Last week we talked about the first step on the path to church revitalization – a change of heart and mind. But let’s be realistic – the impediments to change are significant. Members, attenders and even lay leaders may head for the exits when the pastor unveils the new strategy – higher expectations, greater accountability, much more focus on serving others than being served. So maybe it’s not in the cards. There’s a good chance most churches will continue largely ignoring their intended “customer”. Few may ever truly challenge members to BE the church in the community. Churches may not go back to following Jesus’ model of nearly always demonstrating His love before telling them who He is.
Runway is getting short…
The view Americans had of churches was much different 20 years ago than it is today, and the drop in opinion seems to be accelerating. The percentage of Americans who attend church regularly is also diminishing. Where will we be 20 years into the future?
Even the divide between the Church and Christian leaders in business, charity work, media and politics is widening. In the past year, I attended two gatherings of Christian conservatives from across the U.S. to strategize about ways to reverse the current course in America away from Biblical values. Nearly identical, broad-consensus conclusions were reached at both events – churches are too busy taking care of their own affairs, whether in survival mode or growth planning, to play a meaningful part in the turnaround of American culture.
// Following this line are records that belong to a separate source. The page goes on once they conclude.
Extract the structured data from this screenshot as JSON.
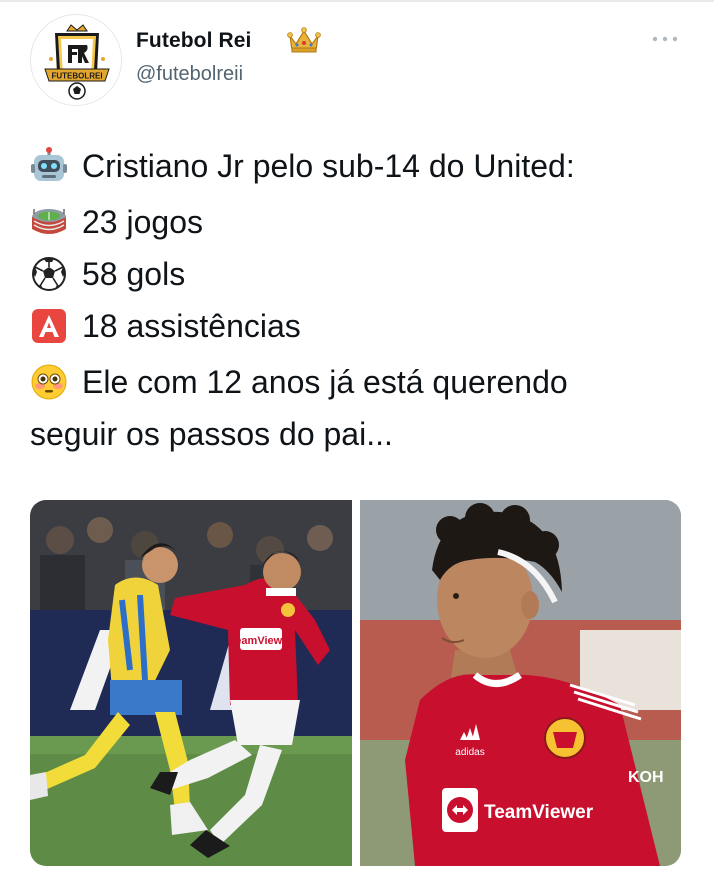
{
  "author": {
    "name": "Futebol Rei",
    "handle": "@futebolreii",
    "avatar_label": "FUTEBOLREI",
    "avatar_monogram": "FR",
    "verified_icon": "crown-icon"
  },
  "header": {
    "more_icon": "more-dots-icon"
  },
  "tweet": {
    "lines": [
      {
        "emoji": "robot-emoji",
        "text": "Cristiano Jr pelo sub-14 do United:"
      },
      {
        "emoji": "stadium-emoji",
        "text": "23 jogos"
      },
      {
        "emoji": "soccer-ball-emoji",
        "text": "58 gols"
      },
      {
        "emoji": "letter-a-button-emoji",
        "text": "18 assistências"
      },
      {
        "emoji": "flushed-face-emoji",
        "text": "Ele com 12 anos já está querendo"
      },
      {
        "emoji": "",
        "text": "seguir os passos do pai..."
      }
    ]
  },
  "media": {
    "photos": [
      {
        "name": "photo-match-action",
        "jersey_sponsor": "TeamViewer"
      },
      {
        "name": "photo-portrait",
        "jersey_sponsor": "TeamViewer",
        "jersey_brand": "adidas",
        "sleeve_sponsor": "KOH"
      }
    ]
  },
  "colors": {
    "text": "#0f1419",
    "secondary_text": "#536471",
    "united_red": "#c8102e",
    "crown_gold": "#e3a72f"
  }
}
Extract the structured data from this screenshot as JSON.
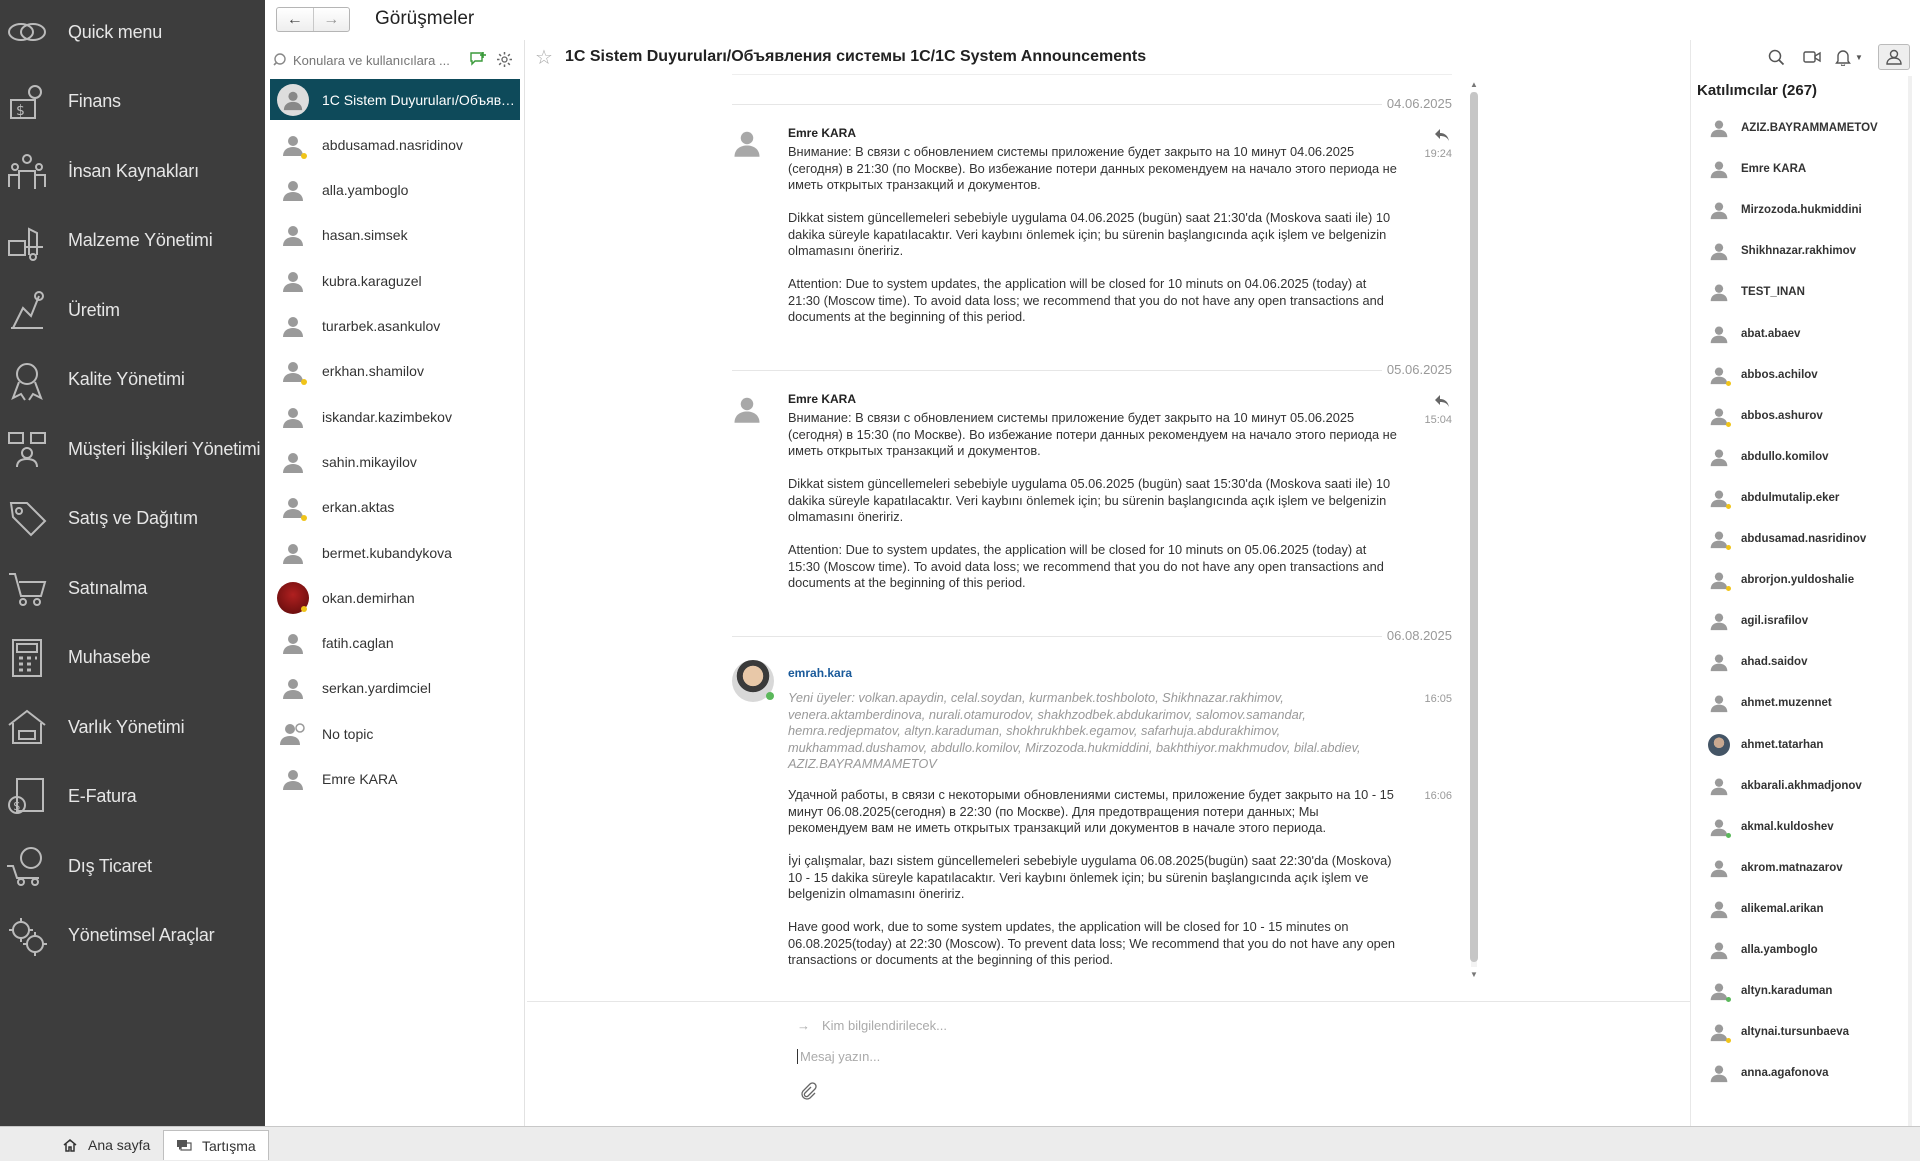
{
  "left_menu": [
    {
      "label": "Quick menu",
      "icon": "quick-menu-icon"
    },
    {
      "label": "Finans",
      "icon": "finance-icon"
    },
    {
      "label": "İnsan Kaynakları",
      "icon": "hr-icon"
    },
    {
      "label": "Malzeme Yönetimi",
      "icon": "material-icon"
    },
    {
      "label": "Üretim",
      "icon": "production-icon"
    },
    {
      "label": "Kalite Yönetimi",
      "icon": "quality-icon"
    },
    {
      "label": "Müşteri İlişkileri Yönetimi",
      "icon": "crm-icon"
    },
    {
      "label": "Satış ve Dağıtım",
      "icon": "sales-icon"
    },
    {
      "label": "Satınalma",
      "icon": "purchase-icon"
    },
    {
      "label": "Muhasebe",
      "icon": "accounting-icon"
    },
    {
      "label": "Varlık Yönetimi",
      "icon": "asset-icon"
    },
    {
      "label": "E-Fatura",
      "icon": "invoice-icon"
    },
    {
      "label": "Dış Ticaret",
      "icon": "foreign-trade-icon"
    },
    {
      "label": "Yönetimsel Araçlar",
      "icon": "tools-icon"
    }
  ],
  "header": {
    "title": "Görüşmeler",
    "back": "←",
    "forward": "→"
  },
  "conversations": {
    "search_placeholder": "Konulara ve kullanıcılara ...",
    "items": [
      {
        "name": "1C Sistem Duyuruları/Объявления системы 1С/1C System Announcements",
        "active": true,
        "status": ""
      },
      {
        "name": "abdusamad.nasridinov",
        "status": "yellow"
      },
      {
        "name": "alla.yamboglo",
        "status": ""
      },
      {
        "name": "hasan.simsek",
        "status": ""
      },
      {
        "name": "kubra.karaguzel",
        "status": ""
      },
      {
        "name": "turarbek.asankulov",
        "status": ""
      },
      {
        "name": "erkhan.shamilov",
        "status": "yellow"
      },
      {
        "name": "iskandar.kazimbekov",
        "status": ""
      },
      {
        "name": "sahin.mikayilov",
        "status": ""
      },
      {
        "name": "erkan.aktas",
        "status": "yellow"
      },
      {
        "name": "bermet.kubandykova",
        "status": ""
      },
      {
        "name": "okan.demirhan",
        "status": "yellow",
        "photo": true
      },
      {
        "name": "fatih.caglan",
        "status": ""
      },
      {
        "name": "serkan.yardimciel",
        "status": ""
      },
      {
        "name": "No topic",
        "status": ""
      },
      {
        "name": "Emre KARA",
        "status": ""
      }
    ]
  },
  "chat": {
    "title": "1C Sistem Duyuruları/Объявления системы 1С/1C System Announcements",
    "dates": [
      "04.06.2025",
      "05.06.2025",
      "06.08.2025"
    ],
    "messages": [
      {
        "author": "Emre KARA",
        "time": "19:24",
        "p1": "Внимание: В связи с обновлением системы приложение будет закрыто на 10 минут 04.06.2025 (сегодня) в 21:30 (по Москве). Во избежание потери данных рекомендуем на начало этого периода не иметь открытых транзакций и документов.",
        "p2": "Dikkat sistem güncellemeleri sebebiyle uygulama 04.06.2025 (bugün) saat 21:30'da (Moskova saati ile) 10 dakika süreyle kapatılacaktır. Veri kaybını önlemek için; bu sürenin başlangıcında açık işlem ve belgenizin olmamasını öneririz.",
        "p3": "Attention: Due to system updates, the application will be closed for 10 minuts on 04.06.2025 (today) at 21:30 (Moscow time). To avoid data loss; we recommend that you do not have any open transactions and documents at the beginning of this period."
      },
      {
        "author": "Emre KARA",
        "time": "15:04",
        "p1": "Внимание: В связи с обновлением системы приложение будет закрыто на 10 минут 05.06.2025 (сегодня) в 15:30 (по Москве). Во избежание потери данных рекомендуем на начало этого периода не иметь открытых транзакций и документов.",
        "p2": "Dikkat sistem güncellemeleri sebebiyle uygulama 05.06.2025 (bugün) saat 15:30'da (Moskova saati ile) 10 dakika süreyle kapatılacaktır. Veri kaybını önlemek için; bu sürenin başlangıcında açık işlem ve belgenizin olmamasını öneririz.",
        "p3": "Attention: Due to system updates, the application will be closed for 10 minuts on 05.06.2025 (today) at 15:30 (Moscow time). To avoid data loss; we recommend that you do not have any open transactions and documents at the beginning of this period."
      },
      {
        "author": "emrah.kara",
        "time1": "16:05",
        "time2": "16:06",
        "system": "Yeni üyeler: volkan.apaydin, celal.soydan, kurmanbek.toshboloto, Shikhnazar.rakhimov, venera.aktamberdinova, nurali.otamurodov, shakhzodbek.abdukarimov, salomov.samandar, hemra.redjepmatov, altyn.karaduman, shokhrukhbek.egamov, safarhuja.abdurakhimov, mukhammad.dushamov, abdullo.komilov, Mirzozoda.hukmiddini, bakhthiyor.makhmudov, bilal.abdiev, AZIZ.BAYRAMMAMETOV",
        "p1": "Удачной работы, в связи с некоторыми обновлениями системы, приложение будет закрыто на 10 - 15 минут 06.08.2025(сегодня) в 22:30 (по Москве). Для предотвращения потери данных; Мы рекомендуем вам не иметь открытых транзакций или документов в начале этого периода.",
        "p2": "İyi çalışmalar, bazı sistem güncellemeleri sebebiyle uygulama 06.08.2025(bugün) saat 22:30'da (Moskova) 10 - 15 dakika süreyle kapatılacaktır. Veri kaybını önlemek için; bu sürenin başlangıcında açık işlem ve belgenizin olmamasını öneririz.",
        "p3": "Have good work, due to some system updates, the application will be closed for 10 - 15 minutes on 06.08.2025(today) at 22:30 (Moscow). To prevent data loss; We recommend that you do not have any open transactions or documents at the beginning of this period."
      }
    ],
    "composer": {
      "to_placeholder": "Kim bilgilendirilecek...",
      "message_placeholder": "Mesaj yazın..."
    }
  },
  "participants": {
    "title": "Katılımcılar (267)",
    "items": [
      {
        "name": "AZIZ.BAYRAMMAMETOV",
        "status": ""
      },
      {
        "name": "Emre KARA",
        "status": ""
      },
      {
        "name": "Mirzozoda.hukmiddini",
        "status": ""
      },
      {
        "name": "Shikhnazar.rakhimov",
        "status": ""
      },
      {
        "name": "TEST_INAN",
        "status": ""
      },
      {
        "name": "abat.abaev",
        "status": ""
      },
      {
        "name": "abbos.achilov",
        "status": "yellow"
      },
      {
        "name": "abbos.ashurov",
        "status": "yellow"
      },
      {
        "name": "abdullo.komilov",
        "status": ""
      },
      {
        "name": "abdulmutalip.eker",
        "status": "yellow"
      },
      {
        "name": "abdusamad.nasridinov",
        "status": "yellow"
      },
      {
        "name": "abrorjon.yuldoshalie",
        "status": "yellow"
      },
      {
        "name": "agil.israfilov",
        "status": ""
      },
      {
        "name": "ahad.saidov",
        "status": ""
      },
      {
        "name": "ahmet.muzennet",
        "status": ""
      },
      {
        "name": "ahmet.tatarhan",
        "status": "",
        "photo": true
      },
      {
        "name": "akbarali.akhmadjonov",
        "status": ""
      },
      {
        "name": "akmal.kuldoshev",
        "status": "green"
      },
      {
        "name": "akrom.matnazarov",
        "status": ""
      },
      {
        "name": "alikemal.arikan",
        "status": ""
      },
      {
        "name": "alla.yamboglo",
        "status": ""
      },
      {
        "name": "altyn.karaduman",
        "status": "green"
      },
      {
        "name": "altynai.tursunbaeva",
        "status": "yellow"
      },
      {
        "name": "anna.agafonova",
        "status": ""
      }
    ]
  },
  "bottom_tabs": [
    {
      "label": "Ana sayfa",
      "icon": "home-icon"
    },
    {
      "label": "Tartışma",
      "icon": "discussion-icon"
    }
  ],
  "colors": {
    "menu_bg": "#3d3d3d",
    "active_conversation": "#0e4a5a",
    "link": "#1a5a9a"
  }
}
How do we restore the lost confidence and improve the poor perception? We can’t plant churches fast enough to atone for a model that defines the wrong “customer”. It’s like trying to sell more widgets when you’re losing money on each one – as they say, you can’t make it up on volume. If each new church is unwilling to risk upsetting the apple cart – doing all that viewing members as the church and the community as the “customer” entails – then we can’t make it up on volume. Each new (internally-focused) church will only perpetuate the prevailing view that the church cares more for itself and for its own than for those outside the “4 walls”.
You would think that planting more churches would increase the Church’s footprint. However, most churches in America today don’t take up much ground. They look and feel more like skyscrapers – skyscrapers:
- are tall, but have a small footprint – they go up, not out
- gather a lot of people together into a small space
- house workers whose goal is to help their organizations grow
- provide a nice office environment, far removed from the dirt and poverty just outside the ground floor
- try to attract tenants and keep them as long as they can
- measure success by the size of the building and number of tenants
- block the view of neighboring buildings and scenery
At the end of the workday, employees go down the elevator, walk briskly past the homeless in the park downtown, get in their cars and head for home.
See any similarities to churches today?…and the skyscraper metaphor doesn’t apply only to large churches. No doubt part of a church’s motive for separating from the world and becoming a “skyscraper” is to provide a protected environment, apart from the moral decline around it. The church building and relationships with fellow members provide that safe haven. Most churches only go into the world on their own terms, doing controlled, supervised events where members stick close to others from their own church and have limited contact with those they are serving. As Christians, we even formed a subculture where we’re only exposed to acceptable versions of everything that’s educational or entertaining.
Yet Jesus and His disciples did not shy away from the world, instead going out to serve and evangelize at every opportunity. It was dirty, hard work with danger around every turn. They didn’t leave the temple, head home and shut the garage behind them – except of course to pray.
The attractional church model is also shrinking the church’s footprint:
- Big churches get bigger while small churches scattered all over town shrink – they simply can’t offer competitive children’s ministries, facilities and programs
- The pie of regular churchgoers is smaller now, yet those remaining are more and more inclined to go to larger churches, so the trend is vertical and not horizontal
- In other words, more and more people are crowding into a smaller space in a few large churches versus spread out over a larger area in many smaller churches
Deconstruct the skyscraper and tear down the warehouse…
So the second step to revitalize the church is simply this – TAKE GROUND!
- Decentralize – “A church dispersed is the only church that works”
- Knock down the “4 walls” – They aren’t keeping people in; they’re keeping people out
- Reallocate – Invest more in “building in” and sending out than in building up
- Unite – Each church acting independently doesn’t form a cohesive footprint
- Serve – Get messy and demonstrate compassion to a hurting and lost community
- Fight a ground “war”, not an “air” war – Only the church can mobilize massive troops, with love as their chosen weapon not a louder megaphone
- Follow Jesus’ model – We can’t “outpreach” Him so let’s precede words with action
It’s interesting that the church persecuted tends to spread out, forming a maze of underground churches, yet the church in freedom and peace tends to build skyscrapers. Other religions also understand the importance of infiltrating all facets of society – getting involved in neighborhoods, local causes, politics, and service. As other religions continue to take ground, Christian churches can’t afford to continue pulling inward.
It’s your turn…
How many more could be reached by the church dispersed? How many would be caught off guard seeing far more love and hope lived out in front of their eyes? How many more would want to check out church for the first time in their lives?